A landslide blocked an already rain-swollen river and pushed a wall of water and debris over remote San Juan Grijalva, home to about 600 people, most of whom fled into the hills ahead of the advancing wave.
“This village practically disappeared,” said Chiapas Gov. Juan Sabines, who was at the scene where rescue workers were digging for possible victims. Helicopters were seeking out residents who had fled into the hills, in order to evacuate them.
The village, 45 miles southwest of Villahermosa, is near the border of heavily flooded Tabasco state and linked to the same river systems. The landslide was the latest damage caused by a week of devastating flooding and heavy rains that left 80 percent of Tabasco under water, destroying or damaging the homes of about half a million people.
Chiapas officials said between 12 and 16 people were missing and feared buried, while the federal Interior Department placed the number at 16. No bodies have been found.
“A severe landslide on a hill fell into the Grijalva River, causing an abrupt displacement of water that momentarily covered the village,” the department said in a statement.
Meanwhile, at least 20,000 people in nearby Tabasco remained trapped Monday on the rooftops of homes as hungry and dehydrated victims scrambled for government packages of food and medicine.
Gov. Andres Granier ordered central streets in the state capital of Villahermosa closed to all but rescue workers to prevent looting.
Authorities said two more bodies were found Sunday in the brackish waters covering much of the region. If the deaths are confirmed to have been caused by the flooding, the disaster’s death toll would stand at 10.
Mexican government officials worked furiously to distribute aid, and authorities continued trolling the water-filled streets looking for stranded residents.
Villahermosa, the state capital, was still completely under water, though river levels had begun to drop after rising to historic levels.
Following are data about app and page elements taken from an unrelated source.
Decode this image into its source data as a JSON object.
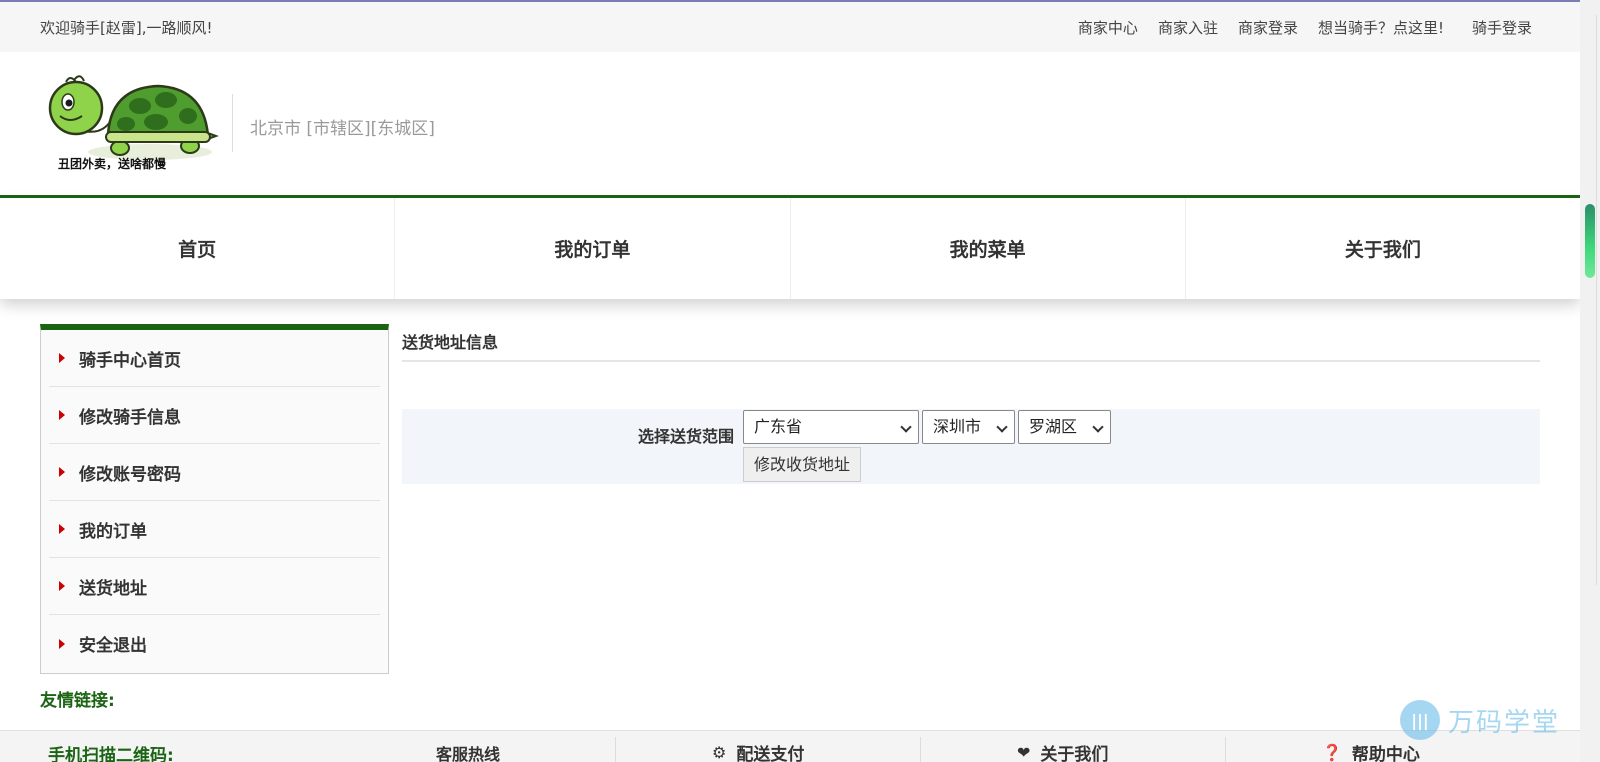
{
  "topbar": {
    "welcome": "欢迎骑手[赵雷],一路顺风!",
    "links": [
      "商家中心",
      "商家入驻",
      "商家登录",
      "想当骑手？点这里!",
      "骑手登录"
    ]
  },
  "header": {
    "logo_text": "丑团外卖，送啥都慢",
    "city": "北京市 [市辖区][东城区]"
  },
  "nav": {
    "items": [
      "首页",
      "我的订单",
      "我的菜单",
      "关于我们"
    ]
  },
  "sidebar": {
    "items": [
      "骑手中心首页",
      "修改骑手信息",
      "修改账号密码",
      "我的订单",
      "送货地址",
      "安全退出"
    ]
  },
  "friend_links_label": "友情链接:",
  "content": {
    "title": "送货地址信息",
    "range_label": "选择送货范围",
    "province": "广东省",
    "city": "深圳市",
    "district": "罗湖区",
    "submit_label": "修改收货地址"
  },
  "footer": {
    "qr_label": "手机扫描二维码:",
    "hotline_label": "客服热线",
    "columns": [
      {
        "icon": "bike-icon",
        "label": "配送支付"
      },
      {
        "icon": "heart-icon",
        "label": "关于我们"
      },
      {
        "icon": "help-icon",
        "label": "帮助中心"
      }
    ]
  },
  "watermark": "万码学堂",
  "colors": {
    "brand_green": "#1a6414",
    "arrow_red": "#cc0000"
  }
}
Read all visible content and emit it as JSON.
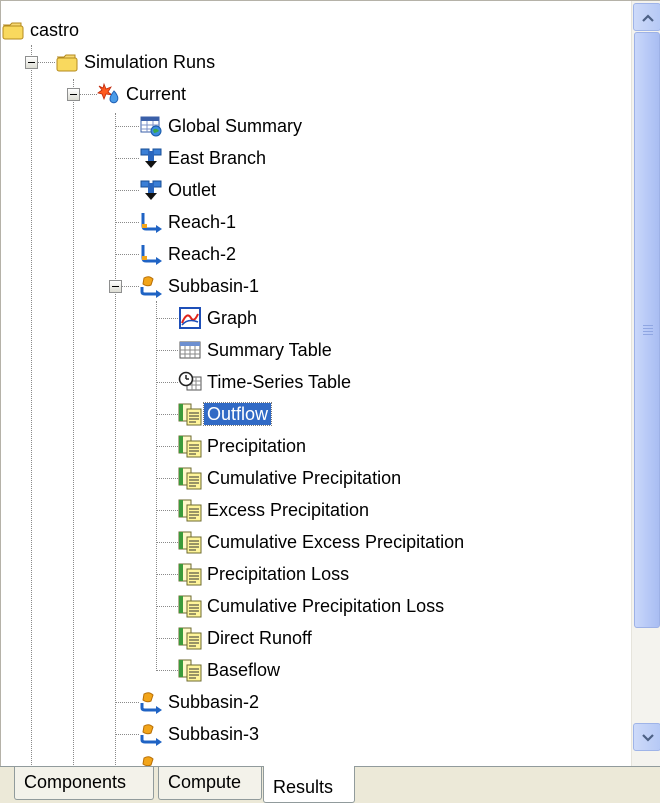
{
  "tree": {
    "root": {
      "label": "castro",
      "icon": "folder-icon"
    },
    "simulation_runs": {
      "label": "Simulation Runs",
      "icon": "folder-icon"
    },
    "current": {
      "label": "Current",
      "icon": "run-icon"
    },
    "elements": [
      {
        "label": "Global Summary",
        "icon": "global-summary-icon"
      },
      {
        "label": "East Branch",
        "icon": "junction-icon"
      },
      {
        "label": "Outlet",
        "icon": "junction-icon"
      },
      {
        "label": "Reach-1",
        "icon": "reach-icon"
      },
      {
        "label": "Reach-2",
        "icon": "reach-icon"
      }
    ],
    "subbasin_1": {
      "label": "Subbasin-1",
      "icon": "subbasin-icon",
      "children": [
        {
          "label": "Graph",
          "icon": "graph-icon"
        },
        {
          "label": "Summary Table",
          "icon": "table-icon"
        },
        {
          "label": "Time-Series Table",
          "icon": "time-series-table-icon"
        },
        {
          "label": "Outflow",
          "icon": "time-series-icon",
          "selected": true
        },
        {
          "label": "Precipitation",
          "icon": "time-series-icon"
        },
        {
          "label": "Cumulative Precipitation",
          "icon": "time-series-icon"
        },
        {
          "label": "Excess Precipitation",
          "icon": "time-series-icon"
        },
        {
          "label": "Cumulative Excess Precipitation",
          "icon": "time-series-icon"
        },
        {
          "label": "Precipitation Loss",
          "icon": "time-series-icon"
        },
        {
          "label": "Cumulative Precipitation Loss",
          "icon": "time-series-icon"
        },
        {
          "label": "Direct Runoff",
          "icon": "time-series-icon"
        },
        {
          "label": "Baseflow",
          "icon": "time-series-icon"
        }
      ]
    },
    "after": [
      {
        "label": "Subbasin-2",
        "icon": "subbasin-icon"
      },
      {
        "label": "Subbasin-3",
        "icon": "subbasin-icon"
      }
    ]
  },
  "tabs": [
    {
      "label": "Components",
      "active": false
    },
    {
      "label": "Compute",
      "active": false
    },
    {
      "label": "Results",
      "active": true
    }
  ],
  "colors": {
    "selection": "#316ac5",
    "tab_bar": "#ece9d8",
    "scrollbar_thumb": "#b5c7f6"
  }
}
Desperation grew among residents who could not get their hands on government-supplied food and water or who found themselves cut off from crucial medical supplies. Garbage piled up in the murky waters days after the city suspended most public services including trash collection.